The deaths in the militant attack on a restaurant in Bangladesh were at once random, and not so random.
The 20 hostages who died in the siege had reasons to be in the developing South Asian nation. They were construction consultants from Japan, working on a Japanese government-funded infrastructure project. They were Italian businesspeople in textiles, a major industry in a country that is a center for low-cost production. They were two students from an American university who had ties to Bangladesh.
Their lives intersected on a Friday night at the western-style restaurant at Holey Artisan Bakery, a popular hangout for the relatively well-heeled in the Gulshan diplomatic enclave in Dhaka, the capital of Bangladesh. By Saturday morning, after security forces stormed the restaurant to end a 10-hour siege, they were dead. The Islamic State claimed responsibility for the attack, saying it had targeted citizens of what it called ‘Crusader countries’. Their stories paint a portrait of innocent lives lost in the world’s latest militant attack.
Dhaka, a city of 7 million, has some serious traffic congestion, so it’s no surprise that transport is a key area of Japanese government aid in Bangladesh.
The work brought together eight technical experts, from three Tokyo-based consulting firms, who were eating together when the attack began at 9:20 pm. Two women and five men died. Only one made it out alive.
Tomaoki Watanabe, who was hospitalised after being shot, was one of four employees from ALMEC Corp., a transportation consultancy with offices in Manila, Hanoi, Jakarta and Ulan Bator, according to its website. The other three – Yuko Sakai, Rui Shimodaira and Makoto Okamura – died.
Okamura’s father, Komakichi Okamura, told Japanese media outside his home on Sunday that his 32-year-old son’s death “is unbearable as a parent”. He recalled their last words: “He said, ‘I am leaving now’… and I said to him to be careful. That was the last conversation I had with him on the telephone.”
Another victim, Koyo Ogasawara, worked for Katahira & Engineers International, a transportation consultancy that has worked on projects in Southeast Asia, Africa and Latin America.
The other three were working for Oriental Consultants Global, which is part of a Japanese project to build three bridges for the widening of the national highway from Dhaka to Chittagong. Two of them have been identified as Nobuhiro Kurosaki and Hiroshi Tanaka.
“We feel very indignant toward the perpetrators, because these people were working hard for the development of Bangladesh,” said Shinichi Kitaoka, the president of the Japan International Cooperation Agency. He pledged to strengthen security precautions while continuing to contribute to the country’s development.
The attack reached halfway around the world to the southeastern US state of Georgia, where Emory University said two of its students were among the victims.
One, Faraaz Hossain, came from Dhaka, and the other, Abinta Kabir, was from Miami, Florida, and was visiting family and friends in Bangladesh.

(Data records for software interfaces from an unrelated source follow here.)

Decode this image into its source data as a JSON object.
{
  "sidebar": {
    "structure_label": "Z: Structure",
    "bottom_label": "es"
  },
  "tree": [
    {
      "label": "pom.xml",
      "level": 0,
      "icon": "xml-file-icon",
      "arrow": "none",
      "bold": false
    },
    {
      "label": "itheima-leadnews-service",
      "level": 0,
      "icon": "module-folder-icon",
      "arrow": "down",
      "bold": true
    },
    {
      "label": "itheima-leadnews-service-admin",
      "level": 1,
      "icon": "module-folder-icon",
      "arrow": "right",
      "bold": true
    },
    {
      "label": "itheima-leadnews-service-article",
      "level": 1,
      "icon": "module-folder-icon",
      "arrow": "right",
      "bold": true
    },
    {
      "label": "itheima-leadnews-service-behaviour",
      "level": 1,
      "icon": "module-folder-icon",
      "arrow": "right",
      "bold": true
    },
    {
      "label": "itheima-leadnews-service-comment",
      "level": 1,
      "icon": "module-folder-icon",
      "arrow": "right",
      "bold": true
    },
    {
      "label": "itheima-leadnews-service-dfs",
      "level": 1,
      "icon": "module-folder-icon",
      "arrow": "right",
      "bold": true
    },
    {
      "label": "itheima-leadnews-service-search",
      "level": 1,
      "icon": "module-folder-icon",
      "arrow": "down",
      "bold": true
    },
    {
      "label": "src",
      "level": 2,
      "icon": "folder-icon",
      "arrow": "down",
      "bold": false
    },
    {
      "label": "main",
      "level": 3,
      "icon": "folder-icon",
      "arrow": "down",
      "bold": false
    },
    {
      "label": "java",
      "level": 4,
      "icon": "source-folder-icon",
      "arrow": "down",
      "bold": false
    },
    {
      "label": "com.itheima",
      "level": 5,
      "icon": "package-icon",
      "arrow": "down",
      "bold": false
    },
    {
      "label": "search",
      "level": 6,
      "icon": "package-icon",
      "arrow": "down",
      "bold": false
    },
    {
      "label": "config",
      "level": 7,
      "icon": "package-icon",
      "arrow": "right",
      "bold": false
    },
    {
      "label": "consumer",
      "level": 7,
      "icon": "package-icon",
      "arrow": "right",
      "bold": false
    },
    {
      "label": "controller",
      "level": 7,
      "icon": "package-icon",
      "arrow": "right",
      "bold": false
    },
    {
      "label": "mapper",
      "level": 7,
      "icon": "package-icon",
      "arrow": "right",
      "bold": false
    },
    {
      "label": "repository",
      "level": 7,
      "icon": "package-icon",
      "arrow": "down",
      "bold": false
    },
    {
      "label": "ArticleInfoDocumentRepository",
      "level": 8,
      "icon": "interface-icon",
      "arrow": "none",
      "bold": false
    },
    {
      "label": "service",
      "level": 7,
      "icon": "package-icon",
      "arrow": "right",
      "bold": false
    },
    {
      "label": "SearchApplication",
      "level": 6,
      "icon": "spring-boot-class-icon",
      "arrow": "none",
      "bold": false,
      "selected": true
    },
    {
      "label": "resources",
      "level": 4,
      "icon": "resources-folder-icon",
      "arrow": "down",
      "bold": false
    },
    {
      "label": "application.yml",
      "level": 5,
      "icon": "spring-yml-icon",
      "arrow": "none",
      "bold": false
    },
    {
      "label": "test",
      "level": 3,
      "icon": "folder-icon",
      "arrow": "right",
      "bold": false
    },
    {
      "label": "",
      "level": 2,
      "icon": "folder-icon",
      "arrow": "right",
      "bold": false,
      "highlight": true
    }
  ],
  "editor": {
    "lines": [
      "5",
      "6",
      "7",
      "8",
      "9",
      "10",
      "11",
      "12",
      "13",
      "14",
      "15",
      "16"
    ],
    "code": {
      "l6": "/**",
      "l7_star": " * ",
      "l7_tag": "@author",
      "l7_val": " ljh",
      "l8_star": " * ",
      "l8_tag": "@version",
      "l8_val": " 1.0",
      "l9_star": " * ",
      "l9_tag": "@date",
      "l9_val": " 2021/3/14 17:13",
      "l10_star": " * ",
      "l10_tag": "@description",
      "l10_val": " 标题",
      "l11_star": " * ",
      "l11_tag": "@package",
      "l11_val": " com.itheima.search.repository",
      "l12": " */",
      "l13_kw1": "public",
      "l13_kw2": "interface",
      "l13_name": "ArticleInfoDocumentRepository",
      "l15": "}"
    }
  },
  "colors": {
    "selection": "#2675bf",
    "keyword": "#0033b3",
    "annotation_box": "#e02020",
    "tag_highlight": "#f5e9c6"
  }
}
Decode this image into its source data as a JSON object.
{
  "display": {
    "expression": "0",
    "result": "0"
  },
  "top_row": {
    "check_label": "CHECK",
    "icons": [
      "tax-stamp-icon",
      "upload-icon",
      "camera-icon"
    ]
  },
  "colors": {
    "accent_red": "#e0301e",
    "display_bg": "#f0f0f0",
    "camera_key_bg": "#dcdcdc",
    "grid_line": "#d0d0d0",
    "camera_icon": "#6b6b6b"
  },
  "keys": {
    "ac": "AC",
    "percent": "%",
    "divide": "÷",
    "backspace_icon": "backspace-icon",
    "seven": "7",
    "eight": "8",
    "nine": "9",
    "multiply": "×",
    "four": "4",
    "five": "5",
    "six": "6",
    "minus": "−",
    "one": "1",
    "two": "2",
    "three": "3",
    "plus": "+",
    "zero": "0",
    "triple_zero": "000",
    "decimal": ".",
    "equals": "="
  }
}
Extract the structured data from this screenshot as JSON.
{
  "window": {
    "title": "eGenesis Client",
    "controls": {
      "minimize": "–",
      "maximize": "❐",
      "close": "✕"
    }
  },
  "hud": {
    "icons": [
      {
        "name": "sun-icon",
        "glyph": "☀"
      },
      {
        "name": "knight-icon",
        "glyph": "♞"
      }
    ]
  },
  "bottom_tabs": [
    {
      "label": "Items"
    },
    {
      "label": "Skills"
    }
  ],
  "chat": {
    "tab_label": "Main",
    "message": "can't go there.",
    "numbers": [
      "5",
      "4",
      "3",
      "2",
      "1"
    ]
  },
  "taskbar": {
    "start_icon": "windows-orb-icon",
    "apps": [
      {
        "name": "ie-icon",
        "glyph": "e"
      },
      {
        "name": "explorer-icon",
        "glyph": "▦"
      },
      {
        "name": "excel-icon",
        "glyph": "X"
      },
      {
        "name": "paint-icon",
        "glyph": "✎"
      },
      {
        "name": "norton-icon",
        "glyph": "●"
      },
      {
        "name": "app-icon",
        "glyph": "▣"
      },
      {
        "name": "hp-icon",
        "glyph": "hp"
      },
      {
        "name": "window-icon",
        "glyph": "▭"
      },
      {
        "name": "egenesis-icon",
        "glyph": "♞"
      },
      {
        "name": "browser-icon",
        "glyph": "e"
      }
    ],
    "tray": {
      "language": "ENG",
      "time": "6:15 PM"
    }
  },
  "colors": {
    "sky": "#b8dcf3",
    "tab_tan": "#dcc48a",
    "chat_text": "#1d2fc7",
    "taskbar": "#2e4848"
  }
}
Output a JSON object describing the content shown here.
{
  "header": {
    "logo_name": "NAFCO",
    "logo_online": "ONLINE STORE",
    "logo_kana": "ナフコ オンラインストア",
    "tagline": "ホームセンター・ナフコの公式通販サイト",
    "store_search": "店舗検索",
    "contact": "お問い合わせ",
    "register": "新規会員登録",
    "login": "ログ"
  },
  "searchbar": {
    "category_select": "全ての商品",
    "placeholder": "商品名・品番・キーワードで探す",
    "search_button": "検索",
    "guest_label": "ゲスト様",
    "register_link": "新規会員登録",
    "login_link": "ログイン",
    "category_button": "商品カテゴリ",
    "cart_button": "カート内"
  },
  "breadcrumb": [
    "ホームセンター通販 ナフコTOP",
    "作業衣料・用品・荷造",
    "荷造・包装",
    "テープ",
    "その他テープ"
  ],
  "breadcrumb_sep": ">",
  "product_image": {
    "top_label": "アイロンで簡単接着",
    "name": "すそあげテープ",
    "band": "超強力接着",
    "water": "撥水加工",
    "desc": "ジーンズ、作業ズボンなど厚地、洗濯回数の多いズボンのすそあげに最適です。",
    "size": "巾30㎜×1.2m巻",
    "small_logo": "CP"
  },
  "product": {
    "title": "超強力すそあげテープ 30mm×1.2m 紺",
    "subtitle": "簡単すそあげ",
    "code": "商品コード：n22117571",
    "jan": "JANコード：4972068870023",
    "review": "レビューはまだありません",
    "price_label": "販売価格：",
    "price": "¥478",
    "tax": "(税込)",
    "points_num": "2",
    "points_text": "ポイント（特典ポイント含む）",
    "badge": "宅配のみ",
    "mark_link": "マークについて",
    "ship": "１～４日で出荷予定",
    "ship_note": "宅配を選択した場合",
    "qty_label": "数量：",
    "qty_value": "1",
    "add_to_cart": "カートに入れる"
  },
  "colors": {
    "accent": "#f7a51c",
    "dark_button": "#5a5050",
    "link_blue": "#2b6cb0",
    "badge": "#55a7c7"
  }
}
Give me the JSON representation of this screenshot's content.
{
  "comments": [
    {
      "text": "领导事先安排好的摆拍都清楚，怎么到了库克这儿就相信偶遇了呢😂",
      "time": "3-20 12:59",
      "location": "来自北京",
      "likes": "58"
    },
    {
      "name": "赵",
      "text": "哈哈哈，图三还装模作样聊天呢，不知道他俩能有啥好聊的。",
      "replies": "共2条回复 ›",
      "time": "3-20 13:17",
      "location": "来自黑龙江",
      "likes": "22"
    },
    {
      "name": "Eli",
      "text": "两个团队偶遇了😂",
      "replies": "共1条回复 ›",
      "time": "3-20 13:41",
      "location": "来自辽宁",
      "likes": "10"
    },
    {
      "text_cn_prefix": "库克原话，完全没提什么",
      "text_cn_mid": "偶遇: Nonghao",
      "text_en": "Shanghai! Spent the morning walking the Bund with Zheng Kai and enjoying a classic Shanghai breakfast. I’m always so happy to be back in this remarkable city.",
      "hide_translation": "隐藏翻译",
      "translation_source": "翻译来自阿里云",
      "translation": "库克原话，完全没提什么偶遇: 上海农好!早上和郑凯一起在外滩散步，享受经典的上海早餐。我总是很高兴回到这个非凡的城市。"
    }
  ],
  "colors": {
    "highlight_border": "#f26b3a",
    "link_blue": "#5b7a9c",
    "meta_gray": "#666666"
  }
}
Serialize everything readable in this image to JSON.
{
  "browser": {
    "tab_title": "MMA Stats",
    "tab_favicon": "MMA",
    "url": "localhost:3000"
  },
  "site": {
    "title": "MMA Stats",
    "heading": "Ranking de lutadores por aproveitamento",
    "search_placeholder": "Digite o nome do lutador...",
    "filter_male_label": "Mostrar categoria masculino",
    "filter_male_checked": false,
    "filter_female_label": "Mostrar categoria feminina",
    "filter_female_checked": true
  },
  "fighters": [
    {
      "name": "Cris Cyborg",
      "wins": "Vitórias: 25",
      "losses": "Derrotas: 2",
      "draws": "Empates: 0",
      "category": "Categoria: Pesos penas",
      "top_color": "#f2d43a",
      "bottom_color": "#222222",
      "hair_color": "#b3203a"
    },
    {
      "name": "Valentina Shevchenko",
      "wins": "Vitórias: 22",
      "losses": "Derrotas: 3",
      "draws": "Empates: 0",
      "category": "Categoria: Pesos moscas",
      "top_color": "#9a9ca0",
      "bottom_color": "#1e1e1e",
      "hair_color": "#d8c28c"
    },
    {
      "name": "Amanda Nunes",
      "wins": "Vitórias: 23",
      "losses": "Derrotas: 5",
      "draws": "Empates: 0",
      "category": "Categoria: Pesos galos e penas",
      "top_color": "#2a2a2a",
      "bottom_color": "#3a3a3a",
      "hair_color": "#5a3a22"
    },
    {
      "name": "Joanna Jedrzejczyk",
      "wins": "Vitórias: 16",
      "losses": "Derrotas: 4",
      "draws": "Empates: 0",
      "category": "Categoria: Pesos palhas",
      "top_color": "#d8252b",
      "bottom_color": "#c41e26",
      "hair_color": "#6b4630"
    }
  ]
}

“We are honestly shocked,” said fellow student Kereisha Harrell, 20. “A lot of us are not ready to talk about it. But we were a family. It hit us hard. There are a lot of people very upset. We’re just trying to support each other through this.”
Kabir was entering Emory’s Oxford College as a sophomore, and Hossain was a graduate of Oxford College and a student at the university’s Goizueta Business School in Atlanta.
Both were active on the Student Activities Committee executive board, and Harrell said they were also part of an honor society that required a GPA of 3.9 or higher.
“The Emory community mourns this tragic and senseless loss of two members of our university family,” the university said in a statement.
As the second largest garment exporter in the world, Bangladesh has a $26 billion garment industry. And the fashion capitals in Europe are among its big clients. Of the nine Italians who died, five were in the country on business with the textile industry.
Claudia Maria D’Antona worked in clothing and textiles business and was at the restaurant having dinner with her husband, Gianni Boschetti. A phone call saved Boschetti’s life who stepped out into the garden to speak on the phone when the attack began. His sister-in-law, Patrizia D’Antona, said that he “wandered all night” from hospital to hospital in hopes of finding his wife.
The others included Simona Monti, who according to her brother, was five months pregnant. Monto worked for a textile firm, while Maria Rivoli, a mother of a three-year-old, was travelling through the country for business as well.
Cristian Rossi was a business manager for Feletto Umberto, and earlier worked as a buyer for an Italian textile company, as well as his own import business involving clothing made in a Dhaka factory.
Marco Tondat had been in the country for about a year, working in the textiles industry.
The others who were caught in the massacre were Nadia Benedetti, Claudio Cappelli, Vincenzo D’Allestro and Adele Puglisi.
A young Indian woman, Tarishi Jain , was also among those brutally slaughtered in the cafe. Tarishi’s family hails from India while she was studying at the University of California, Berkeley. The 19-year-old had come to Dhaka to visit her who father runs a garment business in the city.
(With AP inputs)